Mr. Rault, in the chair, said that the author had
explained that mixed juice should not be limed to
maintain the pH of the clarified juice higher than 7.0
pH, for fear of inversion. Dr. Honig had pointed out
the danger of losses due to keeping molasses one or
two hours too long. Losses which should be watched
carefully were those which were not measured, but
which occurred in the milling plant especially during
the hot weather.
When we tried to trace inversion by keeping account
of reducing sugars we could not be sure of our results,
because these sugars decomposed rapidly as did other
products formed from them.
Mr. Antonowitz commented on inversion which
could take place at the filters by adding sour bagasse.
From personal observation he had found that trying
to correct for drop in pH by the addition of lime
resulted in a greater drop in pH of the syrup. Often
the mud had insufficient heating to keep it sterile,
and adding extra lime did not decrease the rate of
inversion, but actually increased it. There were two
. alternative remedies, firstly to see that the tempera-
ture did not drop below, say, 90°C, and secondly to
add chloride of lime instead of lime.
Mr. Fourmondthought we normally destroyed about
20 per cent of the reducing sugar during our liming
process. A balance sheet of reducing sugars showed
that there was an increase of these thereafter.
Mr. van Hengel said that by liming heavily we did
not prevent much inversion. If a juice limed to say,
7.8 pH, gave rise to a clear juice of 6.8 pH, heavier
liming would make no difference. The main source
of inversion he had found in a factory was the blowing-
up of molasses of, say, 5.8 pH, by means of a steam
coil, instead of blowing in steam. There was a rather
static layer of molasses in constant contact with the
very hot steam coil, reaching a temperature of over
100°C, and this caused considerable inversion in this .
layer. The sketch in the paper showed a method
which was cheap to install, obviated the undesirable
condition he had mentioned, and which also achieved
Mr. Phipson asked if it would not be advisable to
store molasses cold and heat it just prior to drawing

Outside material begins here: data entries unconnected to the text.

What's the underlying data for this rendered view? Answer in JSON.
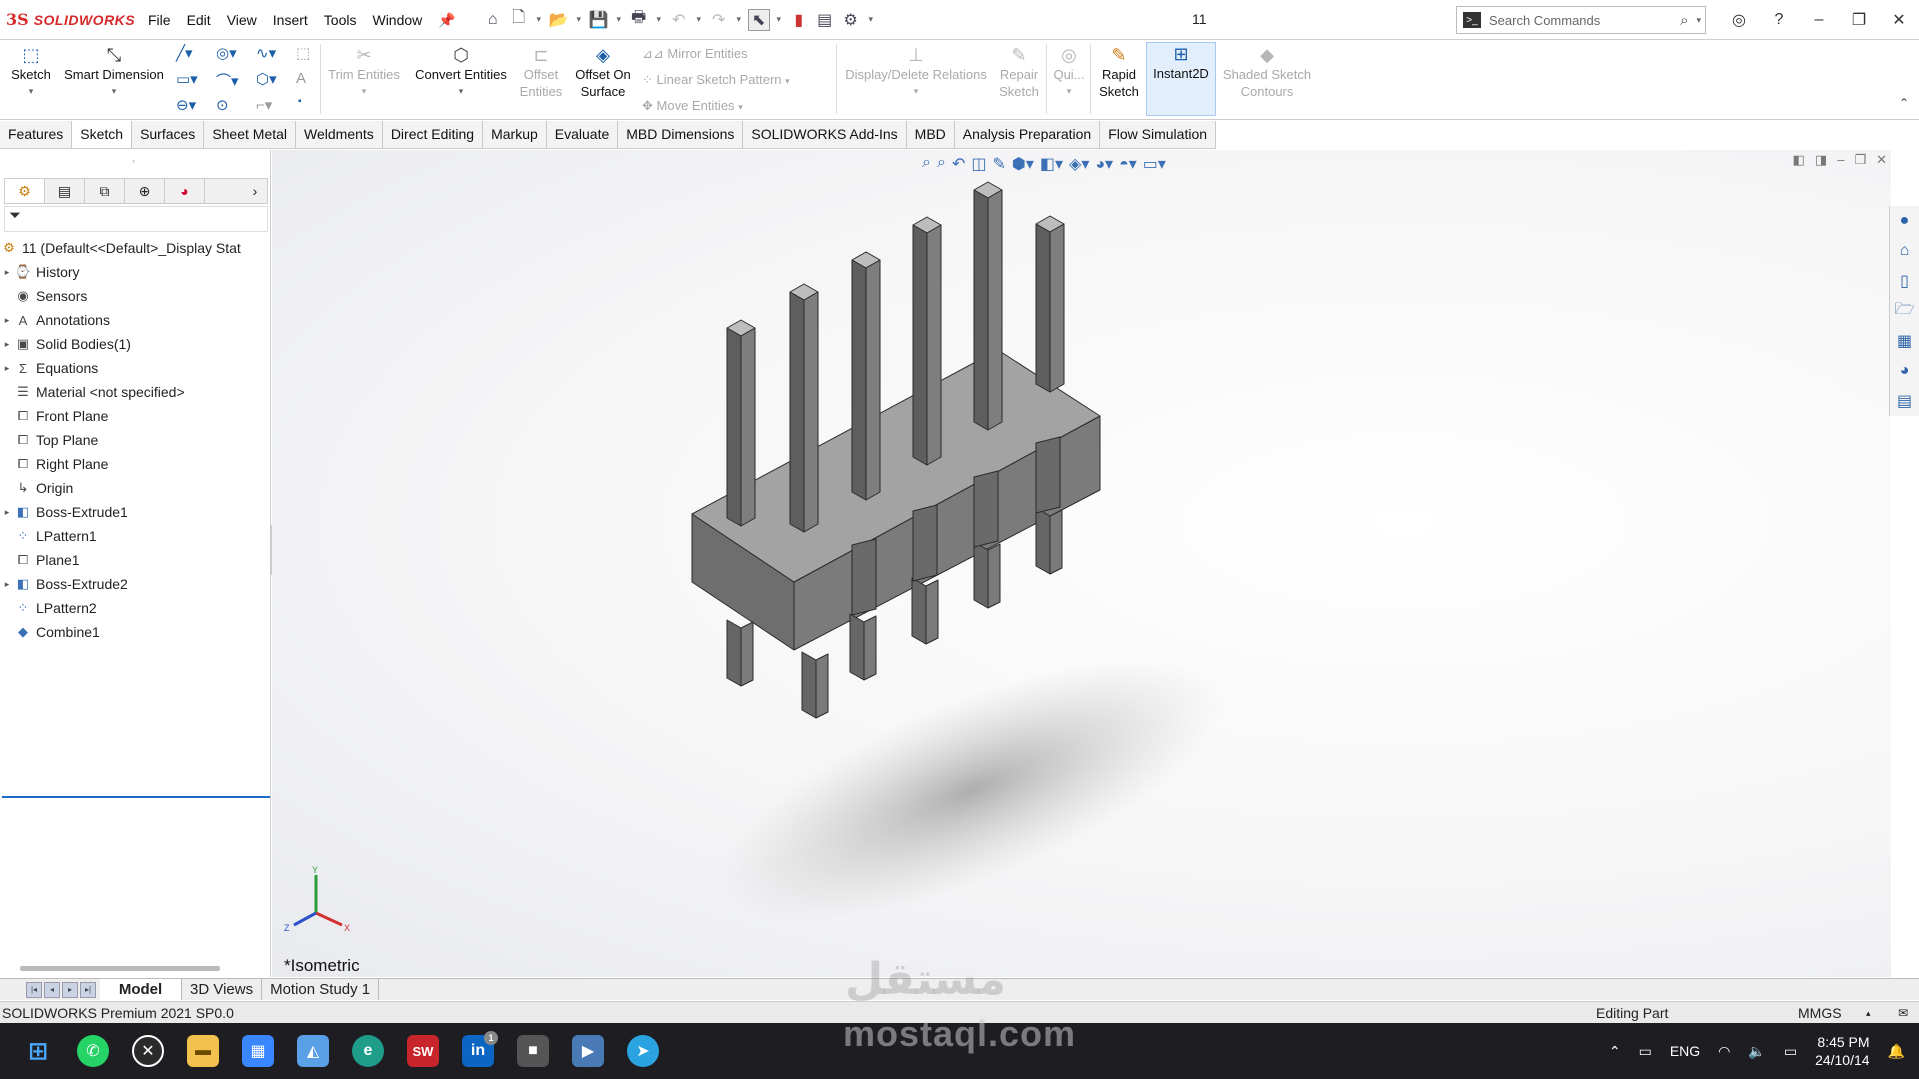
{
  "titlebar": {
    "app_name": "SOLIDWORKS",
    "menus": [
      "File",
      "Edit",
      "View",
      "Insert",
      "Tools",
      "Window"
    ],
    "document": "11",
    "search_placeholder": "Search Commands"
  },
  "ribbon": {
    "sketch": "Sketch",
    "smart_dimension": "Smart Dimension",
    "trim": "Trim Entities",
    "convert": "Convert Entities",
    "offset1": "Offset",
    "offset2": "Entities",
    "offset_surface1": "Offset On",
    "offset_surface2": "Surface",
    "mirror": "Mirror Entities",
    "linear": "Linear Sketch Pattern",
    "move": "Move Entities",
    "display_delete": "Display/Delete Relations",
    "repair1": "Repair",
    "repair2": "Sketch",
    "quick": "Qui...",
    "rapid1": "Rapid",
    "rapid2": "Sketch",
    "instant": "Instant2D",
    "shaded1": "Shaded Sketch",
    "shaded2": "Contours"
  },
  "tabs": [
    "Features",
    "Sketch",
    "Surfaces",
    "Sheet Metal",
    "Weldments",
    "Direct Editing",
    "Markup",
    "Evaluate",
    "MBD Dimensions",
    "SOLIDWORKS Add-Ins",
    "MBD",
    "Analysis Preparation",
    "Flow Simulation"
  ],
  "tree": {
    "root": "11  (Default<<Default>_Display Stat",
    "items": [
      "History",
      "Sensors",
      "Annotations",
      "Solid Bodies(1)",
      "Equations",
      "Material <not specified>",
      "Front Plane",
      "Top Plane",
      "Right Plane",
      "Origin",
      "Boss-Extrude1",
      "LPattern1",
      "Plane1",
      "Boss-Extrude2",
      "LPattern2",
      "Combine1"
    ]
  },
  "viewport": {
    "view_name": "*Isometric"
  },
  "bottom_tabs": [
    "Model",
    "3D Views",
    "Motion Study 1"
  ],
  "status": {
    "left": "SOLIDWORKS Premium 2021 SP0.0",
    "mode": "Editing Part",
    "units": "MMGS"
  },
  "taskbar": {
    "lang": "ENG",
    "time": "8:45 PM",
    "date": "24/10/14",
    "badge": "1"
  },
  "watermark": {
    "arabic": "مستقل",
    "latin": "mostaql.com"
  }
}
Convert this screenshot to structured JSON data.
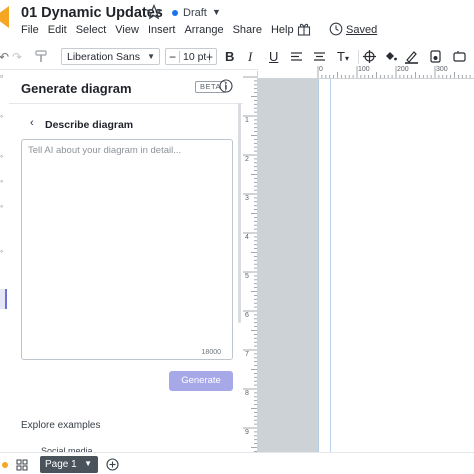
{
  "header": {
    "doc_title": "01 Dynamic Updates",
    "status": "Draft",
    "saved": "Saved"
  },
  "menu": [
    "File",
    "Edit",
    "Select",
    "View",
    "Insert",
    "Arrange",
    "Share",
    "Help"
  ],
  "toolbar": {
    "font": "Liberation Sans",
    "font_size": "10 pt",
    "minus": "−",
    "plus": "+",
    "bold": "B",
    "italic": "I",
    "underline": "U",
    "text_type": "T"
  },
  "panel": {
    "title": "Generate diagram",
    "badge": "BETA",
    "subtitle": "Describe diagram",
    "placeholder": "Tell AI about your diagram in detail...",
    "char_limit": "18000",
    "generate": "Generate",
    "explore": "Explore examples",
    "example_partial": "Social media"
  },
  "ruler": {
    "h_labels": [
      "0",
      "100",
      "200",
      "300"
    ],
    "v_labels": [
      "1",
      "2",
      "3",
      "4",
      "5",
      "6",
      "7",
      "8",
      "9"
    ]
  },
  "footer": {
    "page_tab": "Page 1"
  },
  "colors": {
    "accent": "#6b72d4",
    "generate_disabled": "#a7a8e8",
    "draft_dot": "#1a73e8",
    "logo": "#f5a623"
  }
}
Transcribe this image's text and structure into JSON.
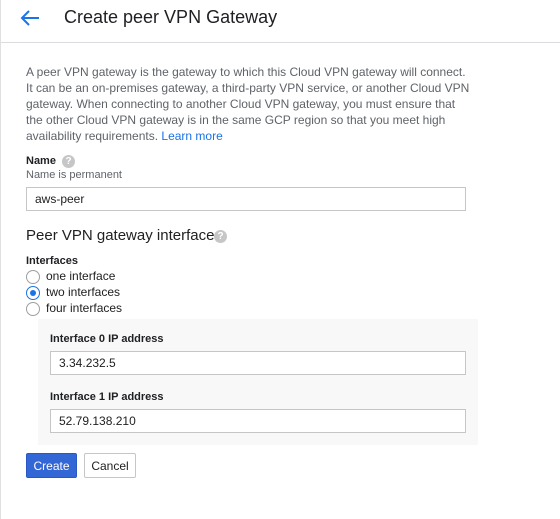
{
  "header": {
    "title": "Create peer VPN Gateway",
    "back_icon": "arrow-back-icon"
  },
  "description": {
    "text": "A peer VPN gateway is the gateway to which this Cloud VPN gateway will connect. It can be an on-premises gateway, a third-party VPN service, or another Cloud VPN gateway. When connecting to another Cloud VPN gateway, you must ensure that the other Cloud VPN gateway is in the same GCP region so that you meet high availability requirements.",
    "link": "Learn more"
  },
  "name_field": {
    "label": "Name",
    "help": "?",
    "sublabel": "Name is permanent",
    "value": "aws-peer"
  },
  "interfaces_section": {
    "title": "Peer VPN gateway interfaces",
    "help": "?",
    "label": "Interfaces",
    "options": [
      {
        "label": "one interface",
        "checked": false
      },
      {
        "label": "two interfaces",
        "checked": true
      },
      {
        "label": "four interfaces",
        "checked": false
      }
    ],
    "interface0": {
      "label": "Interface 0 IP address",
      "value": "3.34.232.5"
    },
    "interface1": {
      "label": "Interface 1 IP address",
      "value": "52.79.138.210"
    }
  },
  "actions": {
    "create": "Create",
    "cancel": "Cancel"
  },
  "colors": {
    "accent": "#1a73e8",
    "primary_button": "#3367d6"
  }
}
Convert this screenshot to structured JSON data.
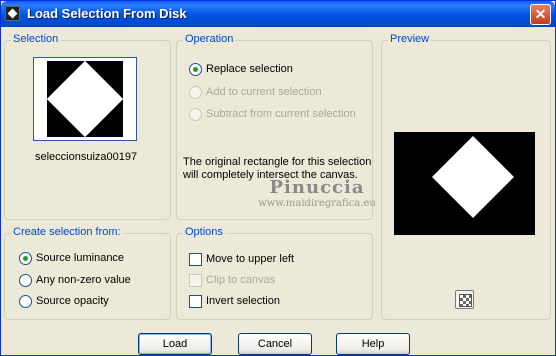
{
  "window": {
    "title": "Load Selection From Disk",
    "close_glyph": "✕"
  },
  "selection": {
    "label": "Selection",
    "filename": "seleccionsuiza00197"
  },
  "operation": {
    "label": "Operation",
    "options": [
      {
        "label": "Replace selection",
        "checked": true,
        "enabled": true
      },
      {
        "label": "Add to current selection",
        "checked": false,
        "enabled": false
      },
      {
        "label": "Subtract from current selection",
        "checked": false,
        "enabled": false
      }
    ],
    "info": "The original rectangle for this selection will completely intersect the canvas."
  },
  "preview": {
    "label": "Preview"
  },
  "create_from": {
    "label": "Create selection from:",
    "options": [
      {
        "label": "Source luminance",
        "checked": true
      },
      {
        "label": "Any non-zero value",
        "checked": false
      },
      {
        "label": "Source opacity",
        "checked": false
      }
    ]
  },
  "options": {
    "label": "Options",
    "items": [
      {
        "label": "Move to upper left",
        "checked": false,
        "enabled": true
      },
      {
        "label": "Clip to canvas",
        "checked": false,
        "enabled": false
      },
      {
        "label": "Invert selection",
        "checked": false,
        "enabled": true
      }
    ]
  },
  "watermark": {
    "name": "Pinuccia",
    "site": "www.maidiregrafica.eu"
  },
  "buttons": {
    "load": "Load",
    "cancel": "Cancel",
    "help": "Help"
  },
  "icons": {
    "app": "selection-app-icon",
    "close": "close-icon",
    "zoom": "checkerboard-zoom-icon"
  }
}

it into the pan by admitting steam into the pipe line,
and controlling the temperature by means of a suitable
Mr. van Hengel said that in many factories molasses
was stored cold and then heated in a supply tank on
the pan floor. . .
Mr .lRaberelated that he had conducted some experi-
ments at Umzimkulu in which the liming had been
adjusted so that the syrup pH came down to 6.2,
and during that period no increase in reducing sugars
had been found.
Mr. Rault asked if there was not more chance of
inversion in factories which were refining, as the pure
liquors were not well buffered.
Mr. van Hengel said that the remelting of sugars
was one of the most common causes of inversion. In
a non-buffered solution the chances of inversion were,
of course, great.
Mr. Rault stated that the paper showed that raw
sugar factories which had high undetermined losses
should not look for them in what would be termed
chemical losses, but rather, mechanical losses should
be sought. A balance sheet of brix as well as sucrose,
would in such cases, show brix losses larger than
sucrose losses.